=== Section Start ===
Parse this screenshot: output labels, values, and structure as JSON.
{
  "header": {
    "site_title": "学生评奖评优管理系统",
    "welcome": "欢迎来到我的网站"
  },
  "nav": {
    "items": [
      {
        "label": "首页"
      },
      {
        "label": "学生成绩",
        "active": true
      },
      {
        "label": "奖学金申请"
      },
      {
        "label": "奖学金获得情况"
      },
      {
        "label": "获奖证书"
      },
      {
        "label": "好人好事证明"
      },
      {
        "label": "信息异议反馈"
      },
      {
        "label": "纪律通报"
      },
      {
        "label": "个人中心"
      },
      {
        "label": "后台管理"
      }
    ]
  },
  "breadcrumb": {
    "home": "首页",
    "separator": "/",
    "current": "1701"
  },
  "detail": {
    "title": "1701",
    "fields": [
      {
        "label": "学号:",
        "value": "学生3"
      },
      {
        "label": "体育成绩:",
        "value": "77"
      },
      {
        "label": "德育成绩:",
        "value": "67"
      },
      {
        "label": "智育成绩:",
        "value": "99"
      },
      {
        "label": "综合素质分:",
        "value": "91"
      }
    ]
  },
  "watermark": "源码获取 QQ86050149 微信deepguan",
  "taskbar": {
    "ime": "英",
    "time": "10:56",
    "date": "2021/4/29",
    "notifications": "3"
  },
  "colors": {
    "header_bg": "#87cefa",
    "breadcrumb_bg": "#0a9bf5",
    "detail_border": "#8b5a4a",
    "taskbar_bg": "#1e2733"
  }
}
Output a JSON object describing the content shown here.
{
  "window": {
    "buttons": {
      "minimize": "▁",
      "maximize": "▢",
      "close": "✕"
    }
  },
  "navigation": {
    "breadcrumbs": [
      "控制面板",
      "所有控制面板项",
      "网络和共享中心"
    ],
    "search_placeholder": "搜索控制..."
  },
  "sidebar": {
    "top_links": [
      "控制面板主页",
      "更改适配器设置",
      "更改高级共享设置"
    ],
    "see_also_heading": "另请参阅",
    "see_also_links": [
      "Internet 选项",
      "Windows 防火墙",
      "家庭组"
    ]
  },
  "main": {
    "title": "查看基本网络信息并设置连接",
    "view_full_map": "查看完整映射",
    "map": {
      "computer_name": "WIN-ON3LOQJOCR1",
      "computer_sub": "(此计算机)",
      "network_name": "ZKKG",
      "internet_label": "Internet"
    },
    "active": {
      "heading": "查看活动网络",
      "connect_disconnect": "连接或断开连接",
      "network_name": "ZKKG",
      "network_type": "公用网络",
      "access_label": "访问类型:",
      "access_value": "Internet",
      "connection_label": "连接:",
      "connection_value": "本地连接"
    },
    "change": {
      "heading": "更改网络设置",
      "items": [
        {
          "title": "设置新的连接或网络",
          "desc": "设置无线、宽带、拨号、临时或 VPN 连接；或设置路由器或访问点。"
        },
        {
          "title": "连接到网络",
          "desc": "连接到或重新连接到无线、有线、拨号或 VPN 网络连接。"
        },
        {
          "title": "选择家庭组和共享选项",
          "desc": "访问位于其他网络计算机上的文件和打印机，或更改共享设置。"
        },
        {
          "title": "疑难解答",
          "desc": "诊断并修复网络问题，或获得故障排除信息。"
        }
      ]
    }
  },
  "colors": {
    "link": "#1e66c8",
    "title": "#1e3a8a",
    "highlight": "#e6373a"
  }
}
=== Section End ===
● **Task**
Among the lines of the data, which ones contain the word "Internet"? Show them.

● **Task answer**
      "Internet 选项",
      "internet_label": "Internet"
      "access_value": "Internet",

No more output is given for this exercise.